Some of you are following closely the transition happening at ACE regarding how transcripts are managed. Here’s the latest news and my thoughts moving forward.
If you’ve completed and passed a course or exam that carries ACE recommendations, and your provider has not begun issuing Digital Credentials through Acclaim, then you are eligible to order an official transcript through November 2020 that can be sent securely to an institution of your choice. The ACE transcript verifies your credential for a college or employer, and includes information on the learning outcomes, competencies, credit recommendations, and other details about the course you passed. Recipients can use it to grant you college credit, satisfy degree requirements, or verify skills required for a job opportunity. If you have taken training at your workplace or an examination for a professional certification or license which has not been evaluated by ACE’s College Credit Recommendation Service (CREDIT®), the training would not be included on the ACE transcript. However, many colleges and universities have transfer policies and prior learning assessment programs that provide opportunities for you to submit those learning experiences for potential college credit.
I have the same questions you have:
- What will happen to our ACE account after the change? Will it be closed?
- Where will our ACE credit “go” if the company doesn’t join Acclaim? (ex. ALEKS)
- Will Acclaim be the only centralized transcript option?
- Will this change result in losing any of my college credit?
- During the transfer, who do I contact if I encounter errors?
The honest answer at this point is that I simply don’t have all the information available to offer anything beyond what ACE is sharing. I have attempted to phone ACE numerous times with no luck, and my emails are not yet answered. So, I’m being patient.
How will this impact my family?
There are some aspects of this that will have zero impact. For instance, CLEP and Advanced Placement products are both worth college credit because they are ACE evaluated, but they already generate their own “score report” or “official transcript” to send to colleges. It feels like we’re headed in this direction for everyone.
Early ACE courses were “bonus” opportunities for people who did workplace learning that happen to also be worth college credit. Example, the McDonald’s Corporation Management Courses have been worth college credit since the 1980’s, but at that time, it was rare to find a college that accepted the college credit in transfer. The burden was on McDonald’s to intentionally find colleges and form these partnerships.
As such, if you’ve followed Homeschooling for College Credit from the beginning, you’ll know that I didn’t used to recommend ACE courses. It wasn’t until the formulation of extensive partnerships did these courses, in my opinion, serve enough people to be worthwhile. Partnerships changed everything.
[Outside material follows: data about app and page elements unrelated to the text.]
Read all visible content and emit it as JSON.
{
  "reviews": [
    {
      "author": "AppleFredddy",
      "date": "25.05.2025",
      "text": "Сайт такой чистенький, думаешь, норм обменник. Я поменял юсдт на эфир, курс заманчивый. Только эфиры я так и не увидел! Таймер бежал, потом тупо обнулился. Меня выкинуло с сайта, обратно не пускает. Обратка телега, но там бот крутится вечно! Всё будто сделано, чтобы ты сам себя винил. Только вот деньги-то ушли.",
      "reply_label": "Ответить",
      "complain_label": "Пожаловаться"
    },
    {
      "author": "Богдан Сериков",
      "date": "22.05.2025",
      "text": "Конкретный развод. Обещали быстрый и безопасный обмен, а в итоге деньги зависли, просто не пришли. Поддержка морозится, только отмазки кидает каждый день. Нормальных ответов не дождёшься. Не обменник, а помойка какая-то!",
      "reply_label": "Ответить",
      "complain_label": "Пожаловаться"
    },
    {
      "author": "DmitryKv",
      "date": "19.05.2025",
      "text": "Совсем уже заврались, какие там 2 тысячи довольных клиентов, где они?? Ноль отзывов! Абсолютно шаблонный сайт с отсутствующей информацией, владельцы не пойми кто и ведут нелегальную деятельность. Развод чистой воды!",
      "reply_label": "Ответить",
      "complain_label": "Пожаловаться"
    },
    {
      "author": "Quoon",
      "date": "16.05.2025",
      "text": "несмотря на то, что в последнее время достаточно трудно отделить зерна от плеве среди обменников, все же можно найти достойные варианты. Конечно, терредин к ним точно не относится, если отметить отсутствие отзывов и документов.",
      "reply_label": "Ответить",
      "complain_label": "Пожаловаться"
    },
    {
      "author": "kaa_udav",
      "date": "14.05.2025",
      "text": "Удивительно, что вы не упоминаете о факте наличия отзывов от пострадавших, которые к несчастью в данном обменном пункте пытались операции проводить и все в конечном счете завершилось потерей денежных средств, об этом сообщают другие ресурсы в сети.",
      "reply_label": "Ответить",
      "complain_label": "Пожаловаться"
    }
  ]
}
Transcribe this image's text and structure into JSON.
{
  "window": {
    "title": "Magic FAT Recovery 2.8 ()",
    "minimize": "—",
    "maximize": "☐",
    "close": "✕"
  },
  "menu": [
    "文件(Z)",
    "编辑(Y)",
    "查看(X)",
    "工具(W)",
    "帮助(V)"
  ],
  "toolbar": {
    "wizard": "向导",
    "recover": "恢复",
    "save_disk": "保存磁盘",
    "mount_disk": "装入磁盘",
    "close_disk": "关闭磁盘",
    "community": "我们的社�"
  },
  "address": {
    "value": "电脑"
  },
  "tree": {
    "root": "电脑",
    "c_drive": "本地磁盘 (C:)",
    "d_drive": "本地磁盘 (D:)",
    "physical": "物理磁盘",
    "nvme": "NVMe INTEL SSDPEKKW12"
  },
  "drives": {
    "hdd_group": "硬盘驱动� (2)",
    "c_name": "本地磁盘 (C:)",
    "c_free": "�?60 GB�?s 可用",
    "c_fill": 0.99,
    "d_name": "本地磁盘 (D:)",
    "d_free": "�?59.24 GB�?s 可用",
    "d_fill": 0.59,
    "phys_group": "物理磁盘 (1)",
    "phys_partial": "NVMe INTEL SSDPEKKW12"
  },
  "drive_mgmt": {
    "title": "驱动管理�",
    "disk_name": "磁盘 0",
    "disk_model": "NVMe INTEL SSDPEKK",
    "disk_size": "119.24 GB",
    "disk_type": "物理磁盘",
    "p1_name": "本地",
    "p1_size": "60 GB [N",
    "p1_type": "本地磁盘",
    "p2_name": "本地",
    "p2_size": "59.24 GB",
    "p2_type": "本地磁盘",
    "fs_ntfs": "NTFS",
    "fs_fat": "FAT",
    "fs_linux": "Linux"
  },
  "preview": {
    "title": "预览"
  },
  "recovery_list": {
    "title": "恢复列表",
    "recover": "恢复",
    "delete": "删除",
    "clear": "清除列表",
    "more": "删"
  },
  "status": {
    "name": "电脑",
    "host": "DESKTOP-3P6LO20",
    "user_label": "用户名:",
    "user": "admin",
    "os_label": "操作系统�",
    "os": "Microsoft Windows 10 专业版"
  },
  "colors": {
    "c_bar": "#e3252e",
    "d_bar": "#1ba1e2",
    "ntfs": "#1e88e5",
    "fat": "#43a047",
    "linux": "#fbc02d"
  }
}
Only in the past 10 years have we seen a surge in companies whose whole business model is exclusively developing and selling courses for college credit. Only in the past 5 years have we observed aggressive partnerships forming between these businesses and colleges. You really can look at 2015- current as the GOLDEN ERA of ACE CREDIT because people can (and have) earned 95% of a degree using cheap or free ACE credit.
ACE has always had an edge over NCCRS (the other third-party credit evaluator) because they provided a centralized transcript service. No matter how many different companies you used to accumulate college credit, it was all held in one place- your ACE transcript. This made it easy to collect and hold enormous amounts of college credit. Later, you’d simply send 1 transcript to a college for evaluation. NCCRS, in contrast, doesn’t store credit, so if you earn NCCRS credit, it’s on you to make sure it lands at your target college. Easy enough to do if you’re enrolled- not so easy if you’re earning credit now to use in a few years.
Interestingly, in the past year, we’ve seen ACE direct credit partnership relationships tighten, and we’ve even seen cases of ACE–evaluated courses being downgraded (reclassified as lower level credit when previously classified as upper level) and in some cases entire brands/companies have been dropped entirely – and this is from colleges that were *always* willing to award credit for ACE courses.
Now that ACE is getting out of transcript business, there are some new challenges we’ll all face.
(1) Parents will no longer create ACE accounts for their teens- it appears as if having an account through Acclaim will serve as the substitute. There are a lot of unanswered questions around this process and how to move forward.
(2) Parents who use ACE-evaluated courses in their homeschool may have to manage multiple transcripts and accounts. It is unclear where credit is “held” if the company isn’t switching to the new program.
(3) ACE has served as our middle man for holding college credit. Without ACE’s transcript service, using ACE in high school may not make sense like it used to. Stay tuned.
ACE put out a press release early 2020 about a shift toward free electronic transcripts! We love free, and this shift moves their transcript service to an outside company. Updates will continue as new information is learned about this new program and process.